Friday, November 18, 2016

Fibrates for patients without established cardiovascular disease

Cochrane: What are the benefits and harms of using fibrate treatment compared to placebo or usual care for preventing cardiovascular disease in people at increased risk of developing cardiovascular disease? Cardiovascular disease is the most common cause of death, illness, disability, and reduced quality of life in industrialised countries. One of the major risk factors for cardiovascular disease is elevated low-density lipoprotein cholesterol (LDL-C, 'bad' cholesterol). In addition, persons with elevated serum triglycerides and low levels of high-density lipoprotein cholesterol (HDL-C, 'good' cholesterol) are also at increased risk for cardiovascular disease events such as heart attacks or strokes. Fibrates lower serum triglycerides, modestly raise HDL-C, and modestly lower LDL-C.
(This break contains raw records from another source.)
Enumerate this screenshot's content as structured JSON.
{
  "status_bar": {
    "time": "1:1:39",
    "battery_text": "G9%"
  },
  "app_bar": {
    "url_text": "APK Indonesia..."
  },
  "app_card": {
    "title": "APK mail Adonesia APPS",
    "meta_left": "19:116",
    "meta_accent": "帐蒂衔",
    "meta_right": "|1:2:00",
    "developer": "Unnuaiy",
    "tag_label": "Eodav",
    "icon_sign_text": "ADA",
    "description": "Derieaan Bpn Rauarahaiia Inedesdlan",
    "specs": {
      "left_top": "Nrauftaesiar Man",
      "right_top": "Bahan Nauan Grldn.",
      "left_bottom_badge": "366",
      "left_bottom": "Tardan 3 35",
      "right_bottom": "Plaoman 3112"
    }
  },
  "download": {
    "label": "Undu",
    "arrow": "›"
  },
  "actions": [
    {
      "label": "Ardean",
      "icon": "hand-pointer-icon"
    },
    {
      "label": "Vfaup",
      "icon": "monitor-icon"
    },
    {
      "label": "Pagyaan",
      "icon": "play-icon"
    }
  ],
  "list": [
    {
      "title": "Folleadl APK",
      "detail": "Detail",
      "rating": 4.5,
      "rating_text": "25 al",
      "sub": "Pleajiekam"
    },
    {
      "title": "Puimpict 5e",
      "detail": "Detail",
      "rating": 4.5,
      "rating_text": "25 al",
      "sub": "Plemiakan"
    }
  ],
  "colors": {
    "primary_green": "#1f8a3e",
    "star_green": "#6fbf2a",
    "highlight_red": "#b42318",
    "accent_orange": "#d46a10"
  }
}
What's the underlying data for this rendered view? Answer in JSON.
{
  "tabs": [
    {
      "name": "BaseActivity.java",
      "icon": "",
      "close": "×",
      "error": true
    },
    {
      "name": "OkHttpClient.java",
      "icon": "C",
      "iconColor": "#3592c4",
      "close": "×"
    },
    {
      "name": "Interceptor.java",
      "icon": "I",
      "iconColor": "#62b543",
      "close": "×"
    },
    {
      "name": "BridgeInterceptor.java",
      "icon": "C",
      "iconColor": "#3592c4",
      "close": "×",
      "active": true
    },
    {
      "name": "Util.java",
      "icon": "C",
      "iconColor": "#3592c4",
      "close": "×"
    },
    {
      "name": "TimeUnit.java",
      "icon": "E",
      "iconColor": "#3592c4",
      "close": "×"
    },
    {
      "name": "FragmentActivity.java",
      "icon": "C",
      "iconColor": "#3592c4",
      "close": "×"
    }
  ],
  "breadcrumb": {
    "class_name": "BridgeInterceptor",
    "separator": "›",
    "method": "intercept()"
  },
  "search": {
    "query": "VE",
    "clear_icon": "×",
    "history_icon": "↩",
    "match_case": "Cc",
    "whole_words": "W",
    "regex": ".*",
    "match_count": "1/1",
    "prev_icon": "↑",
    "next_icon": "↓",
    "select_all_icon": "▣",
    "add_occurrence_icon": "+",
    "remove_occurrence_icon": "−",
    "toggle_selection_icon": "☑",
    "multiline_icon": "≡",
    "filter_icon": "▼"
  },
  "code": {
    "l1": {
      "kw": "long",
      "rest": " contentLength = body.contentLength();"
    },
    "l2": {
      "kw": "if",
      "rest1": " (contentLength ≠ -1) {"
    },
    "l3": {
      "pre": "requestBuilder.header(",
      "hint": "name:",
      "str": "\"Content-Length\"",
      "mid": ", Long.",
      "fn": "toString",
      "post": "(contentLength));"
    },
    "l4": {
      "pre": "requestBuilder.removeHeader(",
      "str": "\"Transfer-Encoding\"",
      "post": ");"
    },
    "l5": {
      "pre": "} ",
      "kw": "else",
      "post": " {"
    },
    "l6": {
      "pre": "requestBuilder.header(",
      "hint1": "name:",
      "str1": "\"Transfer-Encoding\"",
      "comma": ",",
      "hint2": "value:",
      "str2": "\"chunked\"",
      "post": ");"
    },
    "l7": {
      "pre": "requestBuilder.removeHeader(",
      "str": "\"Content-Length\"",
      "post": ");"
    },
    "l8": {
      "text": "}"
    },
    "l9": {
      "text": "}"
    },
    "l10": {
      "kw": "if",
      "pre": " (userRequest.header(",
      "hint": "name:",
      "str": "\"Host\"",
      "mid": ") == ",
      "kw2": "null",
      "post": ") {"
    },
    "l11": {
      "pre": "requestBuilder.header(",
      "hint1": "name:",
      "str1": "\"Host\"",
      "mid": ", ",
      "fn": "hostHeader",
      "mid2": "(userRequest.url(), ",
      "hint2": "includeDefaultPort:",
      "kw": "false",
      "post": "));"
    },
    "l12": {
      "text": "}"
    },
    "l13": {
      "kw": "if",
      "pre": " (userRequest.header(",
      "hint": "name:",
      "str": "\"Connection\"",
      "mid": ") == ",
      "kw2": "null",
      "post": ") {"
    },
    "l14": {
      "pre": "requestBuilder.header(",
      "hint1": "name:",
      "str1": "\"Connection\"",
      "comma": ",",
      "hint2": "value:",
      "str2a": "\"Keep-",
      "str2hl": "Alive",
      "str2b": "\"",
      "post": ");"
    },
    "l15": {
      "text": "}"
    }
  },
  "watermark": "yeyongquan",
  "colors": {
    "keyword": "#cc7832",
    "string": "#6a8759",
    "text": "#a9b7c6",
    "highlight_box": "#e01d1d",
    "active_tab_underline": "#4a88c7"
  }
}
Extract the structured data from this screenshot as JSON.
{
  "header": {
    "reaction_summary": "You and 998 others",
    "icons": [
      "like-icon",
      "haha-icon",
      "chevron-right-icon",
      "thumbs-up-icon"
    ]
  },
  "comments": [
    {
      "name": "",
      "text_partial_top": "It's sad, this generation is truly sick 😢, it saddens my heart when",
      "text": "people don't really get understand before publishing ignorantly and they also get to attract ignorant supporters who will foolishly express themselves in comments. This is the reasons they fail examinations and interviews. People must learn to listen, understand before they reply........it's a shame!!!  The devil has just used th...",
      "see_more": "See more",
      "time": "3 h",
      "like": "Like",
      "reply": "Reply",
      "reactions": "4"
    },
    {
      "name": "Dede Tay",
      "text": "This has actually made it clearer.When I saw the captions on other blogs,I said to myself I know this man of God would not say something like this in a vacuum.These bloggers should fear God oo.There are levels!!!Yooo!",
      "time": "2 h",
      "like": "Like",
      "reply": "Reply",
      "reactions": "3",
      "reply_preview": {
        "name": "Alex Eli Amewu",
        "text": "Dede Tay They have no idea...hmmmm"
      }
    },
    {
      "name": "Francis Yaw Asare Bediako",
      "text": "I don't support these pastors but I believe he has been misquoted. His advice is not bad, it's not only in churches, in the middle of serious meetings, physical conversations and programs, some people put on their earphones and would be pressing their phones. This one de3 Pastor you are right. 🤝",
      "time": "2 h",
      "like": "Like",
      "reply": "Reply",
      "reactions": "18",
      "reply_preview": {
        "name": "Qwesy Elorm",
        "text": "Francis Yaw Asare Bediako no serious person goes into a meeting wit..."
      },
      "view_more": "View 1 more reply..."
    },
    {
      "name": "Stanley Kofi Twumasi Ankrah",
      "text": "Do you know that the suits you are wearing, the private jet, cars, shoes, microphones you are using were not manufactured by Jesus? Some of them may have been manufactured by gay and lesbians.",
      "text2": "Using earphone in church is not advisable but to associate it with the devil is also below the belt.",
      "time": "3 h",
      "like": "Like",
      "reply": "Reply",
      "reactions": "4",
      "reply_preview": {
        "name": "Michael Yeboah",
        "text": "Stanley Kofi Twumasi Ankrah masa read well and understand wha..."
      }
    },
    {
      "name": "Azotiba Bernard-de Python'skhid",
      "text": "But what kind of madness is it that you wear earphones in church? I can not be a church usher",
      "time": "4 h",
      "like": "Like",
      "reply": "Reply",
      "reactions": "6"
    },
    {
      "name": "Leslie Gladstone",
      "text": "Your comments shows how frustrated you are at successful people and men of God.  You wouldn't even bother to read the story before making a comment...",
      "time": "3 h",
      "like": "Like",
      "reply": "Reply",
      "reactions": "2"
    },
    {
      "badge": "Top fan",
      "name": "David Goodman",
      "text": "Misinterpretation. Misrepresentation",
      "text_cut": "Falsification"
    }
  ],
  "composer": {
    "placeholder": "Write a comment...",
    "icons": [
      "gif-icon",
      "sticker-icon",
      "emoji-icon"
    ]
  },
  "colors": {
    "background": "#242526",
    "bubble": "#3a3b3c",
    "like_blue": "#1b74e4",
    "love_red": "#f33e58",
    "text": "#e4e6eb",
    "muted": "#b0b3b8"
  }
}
Therefore, long-term therapy with fibrates may help prevent cardiovascular disease events, in particular in combination with statins, for which it has been shown that they substantially lower LDL-C and reduce the risk of heart attack, stroke, and overall mortality.
Study characteristics
The evidence is current to May 2016. We identified six eligible primary prevention trials including 16,135 individuals without established cardiovascular disease that compared fibrate therapy with placebo or usual care. The mean age of the trial populations varied between 47.3 and 62.3 years; the majority of included individuals had diabetes mellitus type 2. The mean treatment duration and follow-up of participants across trials was 4.8 years.
Key results and quality of the evidence
Moderate-quality evidence suggests a risk reduction of 16% with fibrate therapy for the combined outcome of death due to cardiovascular disease, heart attack, or stroke. In absolute terms, the risk for this combined outcome in patients with cardiovascular risk factors but without established cardiovascular disease was on average reduced from 5.0% to 4.3% over five years. Moderate-quality evidence also suggests a risk reduction for fatal and non-fatal heart attacks with fibrates, but there is low-quality evidence for no risk reduction for overall mortality or death from non-CVD with fibrates. Very-low quality evidence suggests that there is no increased risk for adverse effects with fibrate treatment. The reporting of adverse effects by identified trials was very limited. Data on quality of life were not available from any included study. Trials that evaluated fibrates in the background of statin treatment showed no benefits in preventing cardiovascular events.
Authors' conclusions: 
Moderate-quality evidence suggests that fibrates lower the risk for cardiovascular and coronary events in primary prevention, but the absolute treatment effects in the primary prevention setting are modest (absolute risk reductions < 1%). There is low-quality evidence that fibrates have no effect on overall or non-CVD mortality. Very low-quality evidence suggests that fibrates are not associated with increased risk for adverse effects.